AB - Objective To investigate the efficacy of physiotherapy compared with a wait and see approach or corticosteroid injections over 52 weeks in tennis elbow.Design Single blind randomised controlled trial.Setting Community setting, Brisbane, Australia.Participants 198 participants aged 18 to 65 years with a clinical diagnosis of tennis elbow of a minimum six weeks' duration, who had not received any other active treatment by a health practitioner in the previous six months.Interventions Eight sessions of physiotherapy; corticosteroid injections; or wait and see.Main outcome measures Global improvement, grip force, and assessor's rating of severity measured at baseline, six weeks, and 52 weeks.Results Corticosteroid injection showed significantly better effects at six weeks but with high recurrence rates thereafter (47/65 of successes subsequently regressed) and significantly poorer outcomes in the long term compared with physiotherapy. Physiotherapy was Superior to wait and see in the short term: no difference was seen at 52 weeks, when most participants in both groups reported a successful outcome. Participants who had physiotherapy Sought less additional treatment, such as non-steroidal anti-inflammatory drugs, than did participants who had wait and see or injections.Conclusion Physiotherapy combining elbow manipulation and exercise has a Superior benefit to wait and see in the first six weeks and to corticosteroid injections after six weeks, providing a reasonable alternative to injections in the mid to long term. The significant short term benefits of corticosteroid injection are paradoxically reversed after six weeks, with high recurrence rates, implying that this treatment should be used with caution in die management of tennis elbow.
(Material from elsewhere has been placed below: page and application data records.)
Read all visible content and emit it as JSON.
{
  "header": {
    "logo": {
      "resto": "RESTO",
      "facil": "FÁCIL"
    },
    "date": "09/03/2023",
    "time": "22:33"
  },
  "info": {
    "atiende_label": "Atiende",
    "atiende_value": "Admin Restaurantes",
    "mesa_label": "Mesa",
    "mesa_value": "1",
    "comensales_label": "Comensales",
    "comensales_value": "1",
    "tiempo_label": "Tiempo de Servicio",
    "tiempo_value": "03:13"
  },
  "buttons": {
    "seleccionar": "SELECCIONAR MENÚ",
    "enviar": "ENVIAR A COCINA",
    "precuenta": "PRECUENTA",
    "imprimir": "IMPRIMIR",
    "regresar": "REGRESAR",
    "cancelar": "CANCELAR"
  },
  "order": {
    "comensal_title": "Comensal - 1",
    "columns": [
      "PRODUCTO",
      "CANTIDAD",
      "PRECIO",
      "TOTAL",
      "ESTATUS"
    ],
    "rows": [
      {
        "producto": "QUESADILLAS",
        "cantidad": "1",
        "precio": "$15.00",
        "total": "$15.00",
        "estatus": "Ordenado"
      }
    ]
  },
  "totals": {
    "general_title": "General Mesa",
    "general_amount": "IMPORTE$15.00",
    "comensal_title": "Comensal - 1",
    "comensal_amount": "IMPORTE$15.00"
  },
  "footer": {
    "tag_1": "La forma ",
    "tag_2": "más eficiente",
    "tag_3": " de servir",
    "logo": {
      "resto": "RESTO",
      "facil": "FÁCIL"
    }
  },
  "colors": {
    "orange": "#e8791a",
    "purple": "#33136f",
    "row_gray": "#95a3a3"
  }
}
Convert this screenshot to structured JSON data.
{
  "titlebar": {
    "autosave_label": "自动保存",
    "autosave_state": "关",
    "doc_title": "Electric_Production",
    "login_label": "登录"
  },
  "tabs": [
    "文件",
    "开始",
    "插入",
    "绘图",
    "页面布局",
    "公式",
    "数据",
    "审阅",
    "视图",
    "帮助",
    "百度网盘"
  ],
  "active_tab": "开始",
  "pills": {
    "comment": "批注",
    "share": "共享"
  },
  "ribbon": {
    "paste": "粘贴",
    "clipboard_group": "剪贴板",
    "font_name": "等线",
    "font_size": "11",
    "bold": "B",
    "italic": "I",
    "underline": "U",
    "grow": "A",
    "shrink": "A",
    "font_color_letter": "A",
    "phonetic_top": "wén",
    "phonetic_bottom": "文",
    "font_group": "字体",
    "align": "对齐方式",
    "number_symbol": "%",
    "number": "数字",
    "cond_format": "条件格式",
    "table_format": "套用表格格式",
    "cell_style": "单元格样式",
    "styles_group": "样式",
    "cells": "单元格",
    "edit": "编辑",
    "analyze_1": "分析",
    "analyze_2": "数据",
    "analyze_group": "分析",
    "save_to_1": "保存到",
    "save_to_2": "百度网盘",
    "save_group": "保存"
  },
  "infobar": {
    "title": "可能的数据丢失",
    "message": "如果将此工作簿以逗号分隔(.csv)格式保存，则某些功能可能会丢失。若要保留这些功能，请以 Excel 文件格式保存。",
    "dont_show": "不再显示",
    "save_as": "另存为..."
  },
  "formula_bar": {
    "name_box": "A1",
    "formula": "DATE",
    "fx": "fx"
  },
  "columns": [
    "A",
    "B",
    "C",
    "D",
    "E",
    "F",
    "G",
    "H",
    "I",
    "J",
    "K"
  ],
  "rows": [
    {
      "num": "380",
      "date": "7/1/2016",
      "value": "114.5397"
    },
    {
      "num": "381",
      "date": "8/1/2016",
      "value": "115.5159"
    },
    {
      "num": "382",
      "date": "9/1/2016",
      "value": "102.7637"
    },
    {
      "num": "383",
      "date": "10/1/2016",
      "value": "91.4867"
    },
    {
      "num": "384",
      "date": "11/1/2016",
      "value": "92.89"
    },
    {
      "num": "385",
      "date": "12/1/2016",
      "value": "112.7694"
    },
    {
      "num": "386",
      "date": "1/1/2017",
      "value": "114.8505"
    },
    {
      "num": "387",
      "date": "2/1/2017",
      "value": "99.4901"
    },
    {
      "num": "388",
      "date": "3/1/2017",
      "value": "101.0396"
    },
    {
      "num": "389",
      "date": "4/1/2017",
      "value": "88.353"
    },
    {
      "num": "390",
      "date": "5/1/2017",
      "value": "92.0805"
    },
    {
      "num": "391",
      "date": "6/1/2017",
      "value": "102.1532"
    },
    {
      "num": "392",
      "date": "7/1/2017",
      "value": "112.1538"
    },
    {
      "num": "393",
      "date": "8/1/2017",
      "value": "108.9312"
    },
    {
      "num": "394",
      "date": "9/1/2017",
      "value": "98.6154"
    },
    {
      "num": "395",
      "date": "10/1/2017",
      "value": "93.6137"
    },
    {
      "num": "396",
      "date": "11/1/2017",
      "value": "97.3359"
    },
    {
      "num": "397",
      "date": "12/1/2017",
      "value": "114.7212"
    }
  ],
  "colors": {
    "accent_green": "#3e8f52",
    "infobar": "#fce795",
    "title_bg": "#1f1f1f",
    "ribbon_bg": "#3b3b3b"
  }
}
U2 - 10.1136/bmj.38961.584653.AE

DO - 10.1136/bmj.38961.584653.AE

M3 - Article

VL - 333

SP - 939

EP - 941

JO - BMJ (Clinical research ed.)

JF - BMJ (Clinical research ed.)

SN - 0959-535X

IS - 7575

ER -